[Information shown]

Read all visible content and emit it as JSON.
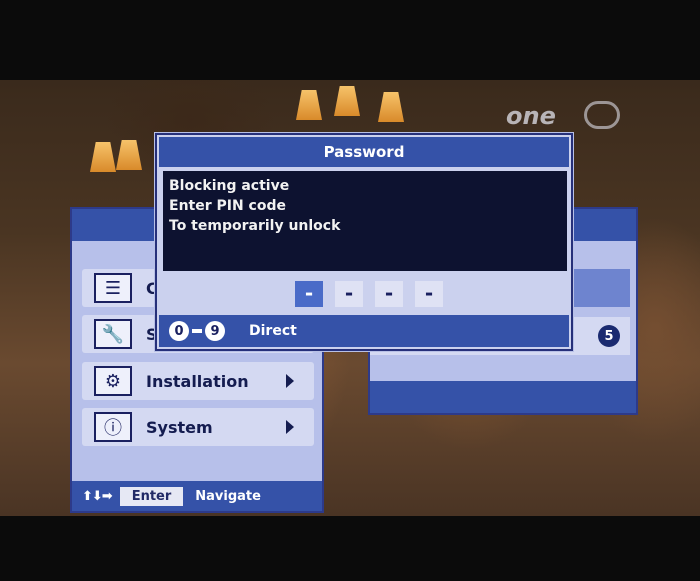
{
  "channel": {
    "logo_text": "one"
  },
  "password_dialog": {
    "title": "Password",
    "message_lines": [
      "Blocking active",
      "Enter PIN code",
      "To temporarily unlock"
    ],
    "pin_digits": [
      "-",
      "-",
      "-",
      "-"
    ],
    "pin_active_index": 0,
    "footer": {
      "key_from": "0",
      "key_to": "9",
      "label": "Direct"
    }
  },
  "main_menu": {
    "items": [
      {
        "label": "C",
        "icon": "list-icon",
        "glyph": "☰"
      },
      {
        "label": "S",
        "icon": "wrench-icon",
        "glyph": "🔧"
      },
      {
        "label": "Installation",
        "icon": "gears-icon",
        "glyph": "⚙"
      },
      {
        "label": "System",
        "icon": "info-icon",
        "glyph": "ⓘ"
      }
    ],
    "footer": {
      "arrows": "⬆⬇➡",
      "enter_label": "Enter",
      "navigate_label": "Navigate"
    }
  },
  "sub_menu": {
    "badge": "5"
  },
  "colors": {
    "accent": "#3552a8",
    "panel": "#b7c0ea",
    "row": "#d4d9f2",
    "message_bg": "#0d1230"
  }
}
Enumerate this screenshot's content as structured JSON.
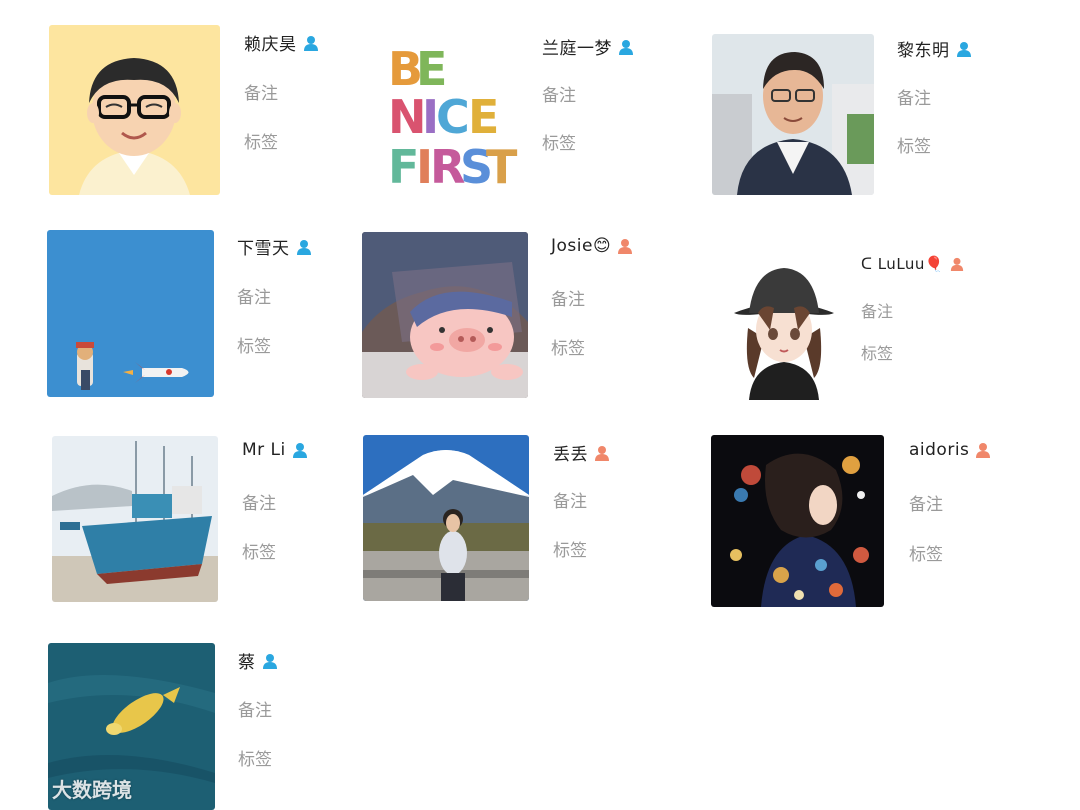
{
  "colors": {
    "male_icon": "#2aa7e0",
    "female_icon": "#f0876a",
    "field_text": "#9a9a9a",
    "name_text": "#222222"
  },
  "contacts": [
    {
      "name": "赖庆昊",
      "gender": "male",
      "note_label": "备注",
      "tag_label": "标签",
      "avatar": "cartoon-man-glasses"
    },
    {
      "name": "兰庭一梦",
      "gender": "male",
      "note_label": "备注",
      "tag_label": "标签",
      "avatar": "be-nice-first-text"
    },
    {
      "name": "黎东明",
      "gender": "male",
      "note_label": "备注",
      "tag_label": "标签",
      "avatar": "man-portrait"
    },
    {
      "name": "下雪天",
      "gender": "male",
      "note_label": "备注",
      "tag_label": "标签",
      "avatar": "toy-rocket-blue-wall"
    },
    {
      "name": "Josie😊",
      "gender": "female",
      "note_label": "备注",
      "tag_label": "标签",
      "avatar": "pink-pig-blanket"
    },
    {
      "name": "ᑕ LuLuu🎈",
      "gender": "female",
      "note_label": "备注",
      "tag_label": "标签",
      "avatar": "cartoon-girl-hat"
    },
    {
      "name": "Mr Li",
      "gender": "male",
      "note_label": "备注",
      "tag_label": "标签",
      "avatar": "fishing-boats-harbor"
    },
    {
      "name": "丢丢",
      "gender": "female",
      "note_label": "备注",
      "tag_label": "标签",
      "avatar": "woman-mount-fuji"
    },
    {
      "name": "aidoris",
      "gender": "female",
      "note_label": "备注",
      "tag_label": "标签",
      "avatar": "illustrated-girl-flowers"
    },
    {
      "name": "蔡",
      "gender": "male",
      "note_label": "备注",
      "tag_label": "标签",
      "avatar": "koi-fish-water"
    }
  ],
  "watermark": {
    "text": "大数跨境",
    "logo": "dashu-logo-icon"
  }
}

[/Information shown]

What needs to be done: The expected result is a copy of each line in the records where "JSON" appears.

Response to the exercise:
Read all visible content and emit it as JSON.
Enumerate this screenshot's content as structured JSON.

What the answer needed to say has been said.